The Salem, Ohio, native was working a year-long stint at the Amundsen-Scott South Pole Research Station when she found a lump in her breast in June, 1999 – during the depths of Antarctica's unforgiving winter. Temperatures reach 80 degrees below zero, and the sun doesn't shine; there was no hope of getting a plane in to rescue her.
"I thought, 'You gambled and you lost. You're going to die,' " Nielsen told an audience at her alma mater, the University of Toledo medical college, last October, according to the Toledo Blade. But help came when medication for chemotherapy was dropped in an airlift. Nielsen taught a welder to do a needle biopsy of her tumor by having him practice on potatoes, and a technician sent images to doctors in the U.S. via the Internet. Finally, in October of 1999, pilots managed to land a LC-130 Hercules cargo plane on a frozen runway and ferried Nielsen home.
A brief respite

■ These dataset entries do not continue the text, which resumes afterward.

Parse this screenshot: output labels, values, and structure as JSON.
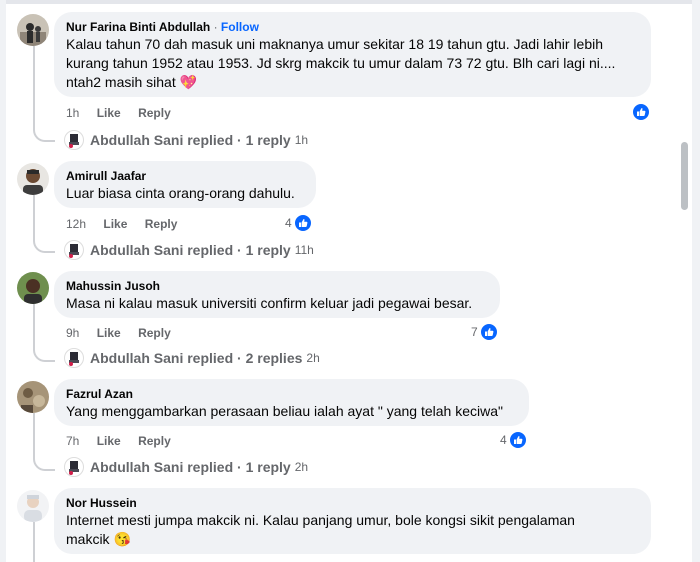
{
  "colors": {
    "accent": "#0866ff",
    "bubble": "#f0f2f5",
    "meta": "#65676b"
  },
  "comments": [
    {
      "author": "Nur Farina Binti Abdullah",
      "separator": "·",
      "follow": "Follow",
      "lines": [
        "Kalau tahun 70 dah masuk uni maknanya umur sekitar 18 19 tahun gtu. Jadi lahir lebih",
        "kurang tahun 1952 atau 1953. Jd skrg makcik tu umur dalam 73 72 gtu. Blh cari lagi ni....",
        "ntah2 masih sihat 💖"
      ],
      "time": "1h",
      "like": "Like",
      "reply": "Reply",
      "reaction_icon": "like-icon",
      "reply_summary": {
        "name": "Abdullah Sani",
        "text": "Abdullah Sani replied · 1 reply",
        "time": "1h"
      }
    },
    {
      "author": "Amirull Jaafar",
      "lines": [
        "Luar biasa cinta orang-orang dahulu."
      ],
      "time": "12h",
      "like": "Like",
      "reply": "Reply",
      "reactions": "4",
      "reaction_icon": "like-icon",
      "reply_summary": {
        "name": "Abdullah Sani",
        "text": "Abdullah Sani replied · 1 reply",
        "time": "11h"
      }
    },
    {
      "author": "Mahussin Jusoh",
      "lines": [
        "Masa ni kalau masuk universiti confirm keluar jadi pegawai besar."
      ],
      "time": "9h",
      "like": "Like",
      "reply": "Reply",
      "reactions": "7",
      "reaction_icon": "like-icon",
      "reply_summary": {
        "name": "Abdullah Sani",
        "text": "Abdullah Sani replied · 2 replies",
        "time": "2h"
      }
    },
    {
      "author": "Fazrul Azan",
      "lines": [
        "Yang menggambarkan perasaan beliau ialah ayat \" yang telah keciwa\""
      ],
      "time": "7h",
      "like": "Like",
      "reply": "Reply",
      "reactions": "4",
      "reaction_icon": "like-icon",
      "reply_summary": {
        "name": "Abdullah Sani",
        "text": "Abdullah Sani replied · 1 reply",
        "time": "2h"
      }
    },
    {
      "author": "Nor Hussein",
      "lines": [
        "Internet mesti jumpa makcik ni. Kalau panjang umur, bole kongsi sikit pengalaman",
        "makcik 😘"
      ]
    }
  ]
}
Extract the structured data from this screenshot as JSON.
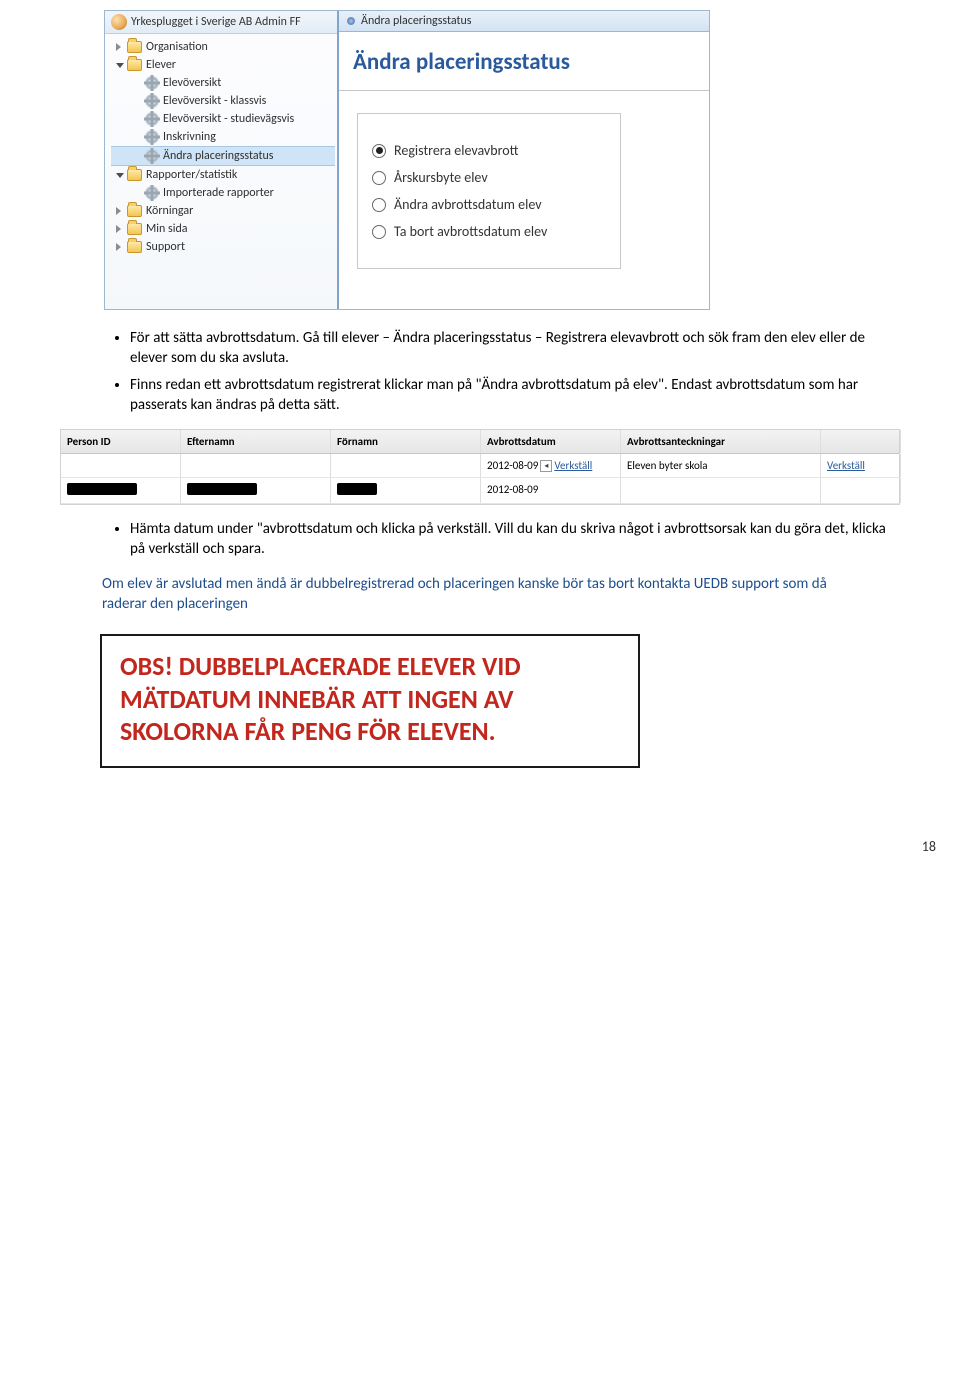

After returning to Indiana, Nielsen's cancer went into remission, but it reappeared in 2005. She forged ahead with treatment and wed Fitzgerald, her second husband. (She has three children from her first marriage.) Today, she lives with in Southwick, Mass., where she is focused on survival. In February, she left a message for a reporter from the Detroit Free Press who had been trying to contact her for months.
"My problem, of course, is the cancer has gone to my brain," Nielsen said. "I'm not as smart a girl as I used to be. I'm not as hard a worker, that's for sure. But I'm still doing everything, I'm writing a book and giving speeches, and I'm really having a beautiful winter."
A decade earlier, in an e-mail to PEOPLE, she wrote of her longing to return to her childhood home: "I see myself becoming weaker, then stronger, among the large Ohio trees that defined my childhood. As much as I love the Ice and the Sea, the most comfortable place is under the canopies of Birches and Hickory, of Maples and of great Oaks."
She signed off that day, "From knowing the darkness, I have seen the light."